Another of the major issues affecting these islands is the damage to wildlife in the area. A group of scientists have collated and written a paper describing these dangers. A number of newspapers have also followed up with articles regarding the affects.
Time for a quick update! Had a bit of a slow day today, but managed to clear 100m of beach. We got on to the island a bit later today, so by the time we’d hiked the 1.5 hour route to East Beach we didn’t get going until noon.
In total we’ve done about 300m of beach and collected 1.5t. We’re aiming to get another 1t tomorrow.
Here are some pics, from the last couple of days.
I may be spending a couple of nights on the island soon, so updates may slow.
So the boat was delayed due to bad weather but made up time and was at Mangareva to meet us off the plane. We managed to get underway just before sun down so have got the day back that we lost.
The ship is good - clean tidy with good food. Bit early to say how my sea legs are. Probably not as good as the ship.Here are some photos of the day. (Still definitely not a holiday!)So far, the Wi-fi is okay, so maybe more updates to come."
Had an interesting couple of days over the weekend. We had some issues yesterday when part of the team made it ashore, but in doing so the RIB (the little boat) got its propellor caught on some rope that was in the reef. Half the team had to spend the night on the island as the RIB couldn’t get back out (they had two Royal Marines for company so we’re in good hands).
Today we have got the boat fixed and have delivered people to North beach which is calmer. The beach clean up team have beaten a track to the East beach so we can hike there tomorrow and access East Beach.
Here are some pics... yes, I am wearing a fleece and a pink walkie-talkie.
Toughsheet are delighted to welcome Andy Burnham & Valpak on 29th January
Valpak has been providing simple, innovative environmental solutions to over 4,000 customers since 1997 when the first piece of producer responsibility legislation, the Packaging Waste Regulations, was introduced in the UK.
MAYOR of Greater Manchester Andy Burnham is set to visit a Bolton business next week to learn more
Yesterday evening Andy visited Toughsheet in Westhoughton to see their brand new recycling machine.
It's through the hard work of people and businesses like this that Greater Manchester could become one of the greenest cities in Europe.
He will be shown around the Toughsheet Recycling Centre in Westhoughton to see how the facility recycles plastics into the products they then sell on.
The centre at Chequerbent Works has been recycling plastic since 1968, with around 15,500 tonnes being recycled each year.
The products they sell are for use by builders and include membrane, film and refuse sacks.
Toughsheet Building Products say that they “are committed to sustainable environmental improvement”.
The company says that their objective is to use large amounts of packaging waste that would otherwise go to landfill sites.
All the products that they sell contain a huge amount of recycled materials that are used in builders’ products, ensuring the material is taken out of the waste stream completely.
Doug Mercer, who has been managing director for 15 years, said: “With what’s going on in the news at the minute, I think he just wanted to come and see our centre and how we recycle.
“It’s going it give him a better idea of what’s involved and how we do things.
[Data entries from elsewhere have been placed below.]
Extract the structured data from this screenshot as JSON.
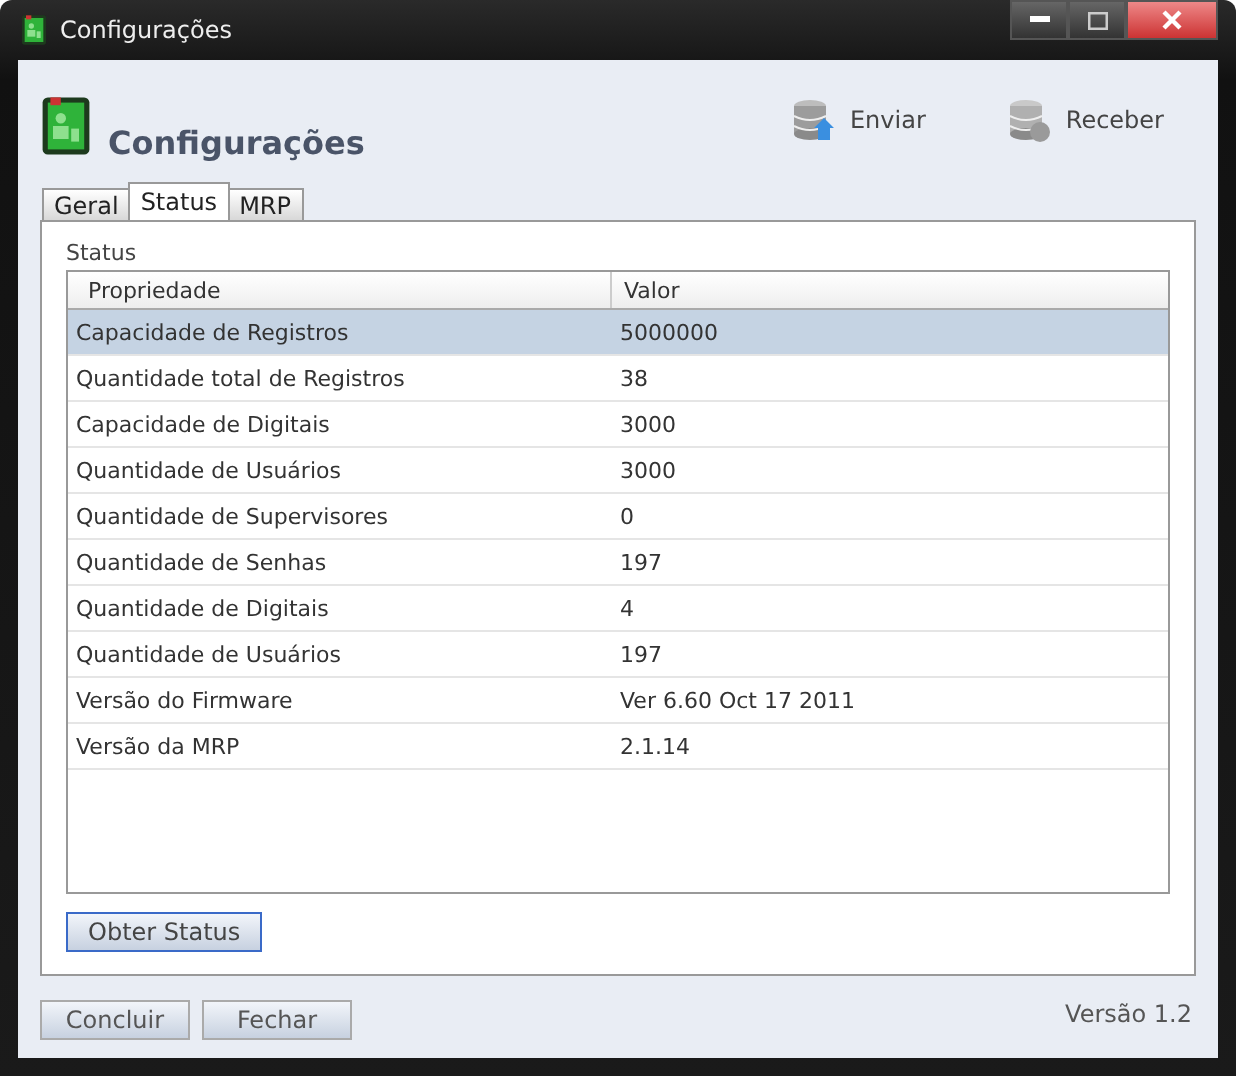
{
  "window": {
    "title": "Configurações"
  },
  "header": {
    "title": "Configurações",
    "actions": [
      {
        "label": "Enviar",
        "kind": "upload"
      },
      {
        "label": "Receber",
        "kind": "download"
      }
    ]
  },
  "tabs": [
    {
      "label": "Geral",
      "selected": false
    },
    {
      "label": "Status",
      "selected": true
    },
    {
      "label": "MRP",
      "selected": false
    }
  ],
  "panel": {
    "title": "Status"
  },
  "table": {
    "columns": [
      "Propriedade",
      "Valor"
    ],
    "rows": [
      {
        "cells": [
          "Capacidade de Registros",
          "5000000"
        ],
        "selected": true
      },
      {
        "cells": [
          "Quantidade total de Registros",
          "38"
        ],
        "selected": false
      },
      {
        "cells": [
          "Capacidade de Digitais",
          "3000"
        ],
        "selected": false
      },
      {
        "cells": [
          "Quantidade de Usuários",
          "3000"
        ],
        "selected": false
      },
      {
        "cells": [
          "Quantidade de Supervisores",
          "0"
        ],
        "selected": false
      },
      {
        "cells": [
          "Quantidade de Senhas",
          "197"
        ],
        "selected": false
      },
      {
        "cells": [
          "Quantidade de Digitais",
          "4"
        ],
        "selected": false
      },
      {
        "cells": [
          "Quantidade de Usuários",
          "197"
        ],
        "selected": false
      },
      {
        "cells": [
          "Versão do Firmware",
          "Ver 6.60 Oct 17 2011"
        ],
        "selected": false
      },
      {
        "cells": [
          "Versão da MRP",
          "2.1.14"
        ],
        "selected": false
      }
    ]
  },
  "panel_button": "Obter Status",
  "buttons": [
    "Concluir",
    "Fechar"
  ],
  "version": "Versão 1.2"
}
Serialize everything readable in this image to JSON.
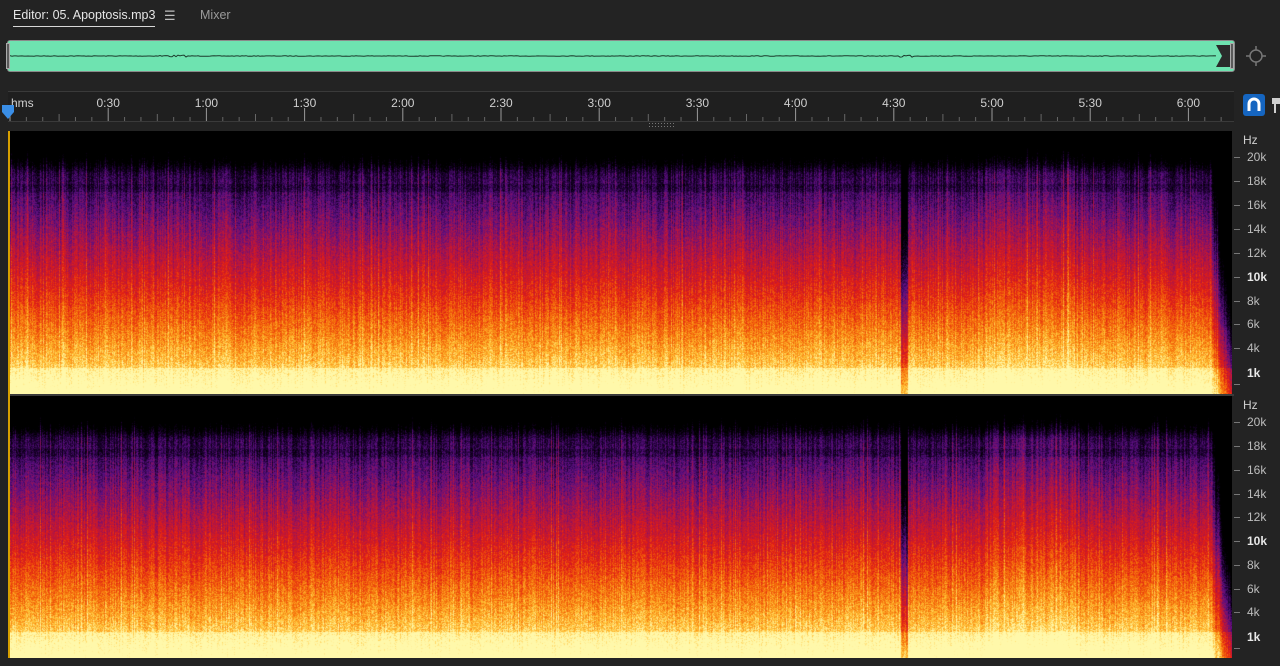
{
  "tabs": {
    "editor_label": "Editor: 05. Apoptosis.mp3",
    "menu_glyph": "☰",
    "mixer_label": "Mixer"
  },
  "ruler": {
    "units_label": "hms",
    "ticks": [
      {
        "label": "0:30",
        "seconds": 30
      },
      {
        "label": "1:00",
        "seconds": 60
      },
      {
        "label": "1:30",
        "seconds": 90
      },
      {
        "label": "2:00",
        "seconds": 120
      },
      {
        "label": "2:30",
        "seconds": 150
      },
      {
        "label": "3:00",
        "seconds": 180
      },
      {
        "label": "3:30",
        "seconds": 210
      },
      {
        "label": "4:00",
        "seconds": 240
      },
      {
        "label": "4:30",
        "seconds": 270
      },
      {
        "label": "5:00",
        "seconds": 300
      },
      {
        "label": "5:30",
        "seconds": 330
      },
      {
        "label": "6:00",
        "seconds": 360
      }
    ],
    "duration_seconds": 374
  },
  "playhead_seconds": 0,
  "frequency_axis": {
    "unit_label": "Hz",
    "max_hz": 22050,
    "labels": [
      {
        "label": "20k",
        "hz": 20000,
        "bold": false
      },
      {
        "label": "18k",
        "hz": 18000,
        "bold": false
      },
      {
        "label": "16k",
        "hz": 16000,
        "bold": false
      },
      {
        "label": "14k",
        "hz": 14000,
        "bold": false
      },
      {
        "label": "12k",
        "hz": 12000,
        "bold": false
      },
      {
        "label": "10k",
        "hz": 10000,
        "bold": true
      },
      {
        "label": "8k",
        "hz": 8000,
        "bold": false
      },
      {
        "label": "6k",
        "hz": 6000,
        "bold": false
      },
      {
        "label": "4k",
        "hz": 4000,
        "bold": false
      },
      {
        "label": "1k",
        "hz": 1000,
        "bold": true
      }
    ]
  },
  "channels": [
    "left",
    "right"
  ],
  "colors": {
    "overview_waveform": "#6ee3b0",
    "snap_button": "#1565c0",
    "playhead": "#3a8ee6",
    "selection_edge": "#d8a000"
  },
  "icons": {
    "zoom": "zoom-navigator-icon",
    "snap": "magnet-icon",
    "marker": "marker-icon",
    "menu": "hamburger-menu-icon"
  }
}
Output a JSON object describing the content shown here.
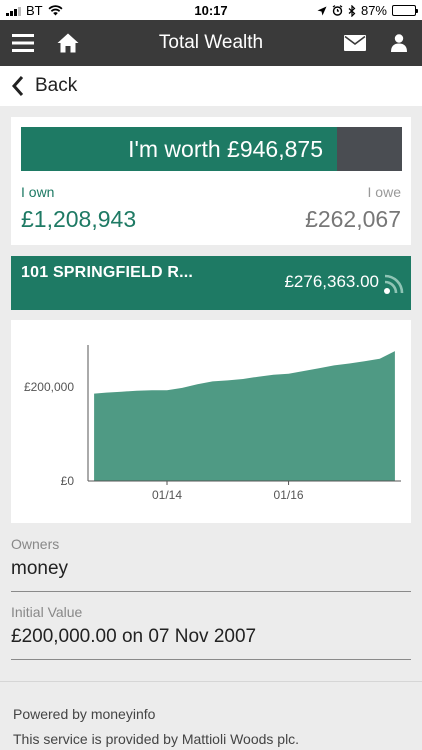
{
  "status_bar": {
    "carrier": "BT",
    "time": "10:17",
    "battery": "87%",
    "battery_level": 0.87,
    "icons": [
      "signal-icon",
      "wifi-icon",
      "location-icon",
      "alarm-icon",
      "bluetooth-icon",
      "battery-icon"
    ]
  },
  "nav": {
    "title": "Total Wealth",
    "icons": [
      "menu-icon",
      "home-icon",
      "mail-icon",
      "user-icon"
    ]
  },
  "back": {
    "label": "Back"
  },
  "summary": {
    "worth_text": "I'm worth £946,875",
    "worth_fraction": 0.83,
    "own_label": "I own",
    "own_value": "£1,208,943",
    "owe_label": "I owe",
    "owe_value": "£262,067",
    "colors": {
      "accent": "#1e7a64",
      "owe_bar": "#4a4d52"
    }
  },
  "property": {
    "name": "101 SPRINGFIELD R...",
    "amount": "£276,363.00",
    "icon": "rss-icon"
  },
  "chart_data": {
    "type": "area",
    "x_ticks": [
      "01/14",
      "01/16"
    ],
    "y_ticks": [
      "£200,000",
      "£0"
    ],
    "ylim": [
      0,
      300000
    ],
    "color": "#4f9a84",
    "series": [
      {
        "x": [
          2012.8,
          2013.0,
          2013.25,
          2013.5,
          2013.75,
          2014.0,
          2014.25,
          2014.5,
          2014.75,
          2015.0,
          2015.25,
          2015.5,
          2015.75,
          2016.0,
          2016.25,
          2016.5,
          2016.75,
          2017.0,
          2017.25,
          2017.5,
          2017.75
        ],
        "values": [
          186000,
          188000,
          190000,
          192000,
          193000,
          193000,
          198000,
          206000,
          212000,
          214000,
          217000,
          222000,
          226000,
          228000,
          234000,
          240000,
          246000,
          250000,
          255000,
          260000,
          276363
        ]
      }
    ],
    "xlim": [
      2012.7,
      2017.85
    ]
  },
  "owners": {
    "label": "Owners",
    "value": "money"
  },
  "initial_value": {
    "label": "Initial Value",
    "value": "£200,000.00 on 07 Nov 2007"
  },
  "footer": {
    "powered": "Powered by moneyinfo",
    "service": "This service is provided by Mattioli Woods plc."
  }
}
I think it will help it become better known that lots of things can be recycled.
“I’m quite looking forward to meeting him. We’ll discuss general politics and of course more that can be done.”
Mr Burnham is already part of a campaign to ditch single-use plastics in Greater Manchester by 2020, as well achieving carbon neutrality in the region by 2040.
Toughsheet constantly works on improving its efficiency, having invested millions in state of the art machinery and technology to help improve the process.
People are increasingly being urged to recycle as the amount of plastic in the ocean increases.
Earlier this year, an investigation found that hundreds of bottles of water across different brands and countries contained an average of 10 tiny particles of plastic.